Overview: Taking social media to the next level by advertising on it. All of the platforms have their own advertising options – from simply growing your audience, to sending people to your website, promoting an event, capturing leads and many more. The great thing about these platforms is that you can be very targeted on who you show your ads to. They also all have great retargeting options for website visitors that didn’t convert and returned to social media.
Audience: Due to the targeting methods here you can be very precise with your audience. You can filter by all the target audience options we created in Part 1 and show different ads to different audience.
Objectives: New customer acquisition, New followers/larger audience.

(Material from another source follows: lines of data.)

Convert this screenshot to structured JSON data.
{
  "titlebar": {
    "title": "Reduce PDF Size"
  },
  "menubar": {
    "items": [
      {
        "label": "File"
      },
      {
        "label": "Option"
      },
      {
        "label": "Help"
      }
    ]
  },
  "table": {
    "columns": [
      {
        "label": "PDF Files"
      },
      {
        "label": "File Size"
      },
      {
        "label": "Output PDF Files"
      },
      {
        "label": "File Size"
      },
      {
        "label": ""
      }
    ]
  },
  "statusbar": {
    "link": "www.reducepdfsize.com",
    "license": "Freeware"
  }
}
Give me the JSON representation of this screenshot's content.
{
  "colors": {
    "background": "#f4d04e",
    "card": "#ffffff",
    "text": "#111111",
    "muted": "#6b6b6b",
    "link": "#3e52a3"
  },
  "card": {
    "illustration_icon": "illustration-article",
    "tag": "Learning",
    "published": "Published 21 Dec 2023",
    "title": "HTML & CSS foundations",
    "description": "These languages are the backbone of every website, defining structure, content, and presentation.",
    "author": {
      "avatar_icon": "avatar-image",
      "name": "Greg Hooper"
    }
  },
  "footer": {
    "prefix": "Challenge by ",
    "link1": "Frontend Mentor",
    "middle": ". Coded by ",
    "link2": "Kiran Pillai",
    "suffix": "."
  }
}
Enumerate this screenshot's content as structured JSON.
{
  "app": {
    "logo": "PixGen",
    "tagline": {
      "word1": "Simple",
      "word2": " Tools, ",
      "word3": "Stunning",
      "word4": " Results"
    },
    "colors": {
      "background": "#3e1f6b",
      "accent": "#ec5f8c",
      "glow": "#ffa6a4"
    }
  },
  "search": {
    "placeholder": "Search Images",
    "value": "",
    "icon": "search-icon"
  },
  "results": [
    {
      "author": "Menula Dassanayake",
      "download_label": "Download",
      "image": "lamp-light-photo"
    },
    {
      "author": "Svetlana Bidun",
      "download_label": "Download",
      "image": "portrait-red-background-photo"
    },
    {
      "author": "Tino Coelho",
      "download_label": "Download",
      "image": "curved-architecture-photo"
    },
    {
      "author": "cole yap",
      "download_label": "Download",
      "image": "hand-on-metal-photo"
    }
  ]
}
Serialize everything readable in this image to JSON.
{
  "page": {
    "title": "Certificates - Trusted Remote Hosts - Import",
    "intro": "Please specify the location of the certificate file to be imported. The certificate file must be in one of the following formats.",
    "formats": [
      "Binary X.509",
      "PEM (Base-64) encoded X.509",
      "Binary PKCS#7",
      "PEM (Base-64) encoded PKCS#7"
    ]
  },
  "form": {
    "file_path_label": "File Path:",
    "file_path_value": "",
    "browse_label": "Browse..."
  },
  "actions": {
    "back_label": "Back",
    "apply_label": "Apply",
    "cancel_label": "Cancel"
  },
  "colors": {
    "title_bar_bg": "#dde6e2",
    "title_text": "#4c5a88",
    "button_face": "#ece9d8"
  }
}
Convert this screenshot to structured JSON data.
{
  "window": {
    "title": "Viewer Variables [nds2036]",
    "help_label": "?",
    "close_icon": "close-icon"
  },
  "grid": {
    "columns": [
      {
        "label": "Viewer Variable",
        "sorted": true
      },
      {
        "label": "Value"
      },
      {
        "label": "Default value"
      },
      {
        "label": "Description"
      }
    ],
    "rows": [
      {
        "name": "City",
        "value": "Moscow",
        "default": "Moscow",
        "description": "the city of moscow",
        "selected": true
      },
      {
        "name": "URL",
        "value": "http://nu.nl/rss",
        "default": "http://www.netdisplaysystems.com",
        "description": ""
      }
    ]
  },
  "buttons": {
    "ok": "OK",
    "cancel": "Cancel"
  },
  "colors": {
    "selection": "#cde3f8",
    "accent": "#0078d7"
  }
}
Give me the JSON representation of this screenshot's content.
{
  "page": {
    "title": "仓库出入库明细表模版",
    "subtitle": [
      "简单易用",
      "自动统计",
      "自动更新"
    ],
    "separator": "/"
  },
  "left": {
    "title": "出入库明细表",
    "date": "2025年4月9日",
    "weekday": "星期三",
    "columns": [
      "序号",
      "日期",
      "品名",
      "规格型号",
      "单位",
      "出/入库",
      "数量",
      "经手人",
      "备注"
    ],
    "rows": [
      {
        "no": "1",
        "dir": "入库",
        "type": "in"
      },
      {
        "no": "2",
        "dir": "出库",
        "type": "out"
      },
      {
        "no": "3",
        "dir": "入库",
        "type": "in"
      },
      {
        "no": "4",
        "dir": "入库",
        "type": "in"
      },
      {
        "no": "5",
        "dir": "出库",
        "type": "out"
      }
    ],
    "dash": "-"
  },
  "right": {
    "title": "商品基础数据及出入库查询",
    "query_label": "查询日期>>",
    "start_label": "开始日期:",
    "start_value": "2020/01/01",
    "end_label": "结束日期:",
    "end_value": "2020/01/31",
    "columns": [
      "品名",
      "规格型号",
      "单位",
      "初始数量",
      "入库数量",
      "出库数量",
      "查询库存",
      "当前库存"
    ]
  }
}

Overview: Almost all marketing has an element of ‘content’ now. Simply put, content is creating something of value that your prospects, customers or anyone else on your audience lists that they could interact with. It could be a social media post or an email. It could be an update on vineyard conditions or harvest predictions. The key thing with content is to create something that you can use multiple times to bring down the time required. To a degree, content sits at the heart of most marketing channels, so being clever and well prepared with it, can make all your marketing efforts move forward every time something is produced.
Audience: Sitting at the heart of so much marketing makes content key for everyone – for showing potential new prospects what you are about, to keeping existing clients in the loop.
Objectives: Better visibility, increased customer value.
How to choose your channels
These come down to your objectives and audience. If you look at what you want to achieve and the audience you need to speak with to get there, you can see which channels could be right for you. Look at your objectives – could your target revenue be reached by increasing the value of existing clients? In which case email could be a good channel. But, if you need additional revenue you might want to look at paid search, for example, to attract new customers as well.
If you are struggling with choosing yours, feel free to reach out to me and we can talk through them in more detail to give you your end marketing strategy to work off.
- Jeremy Thomson is the founder at Common Collective, a “wine focused marketing company that help ambitious businesses that are frustrated their marketing has never worked for them, concerned they are missing a trick and aren’t sure where to start or worried about their lack of marketing knowledge is holding them back”. You can reach him at email@example.com or @Alexander_the_grape.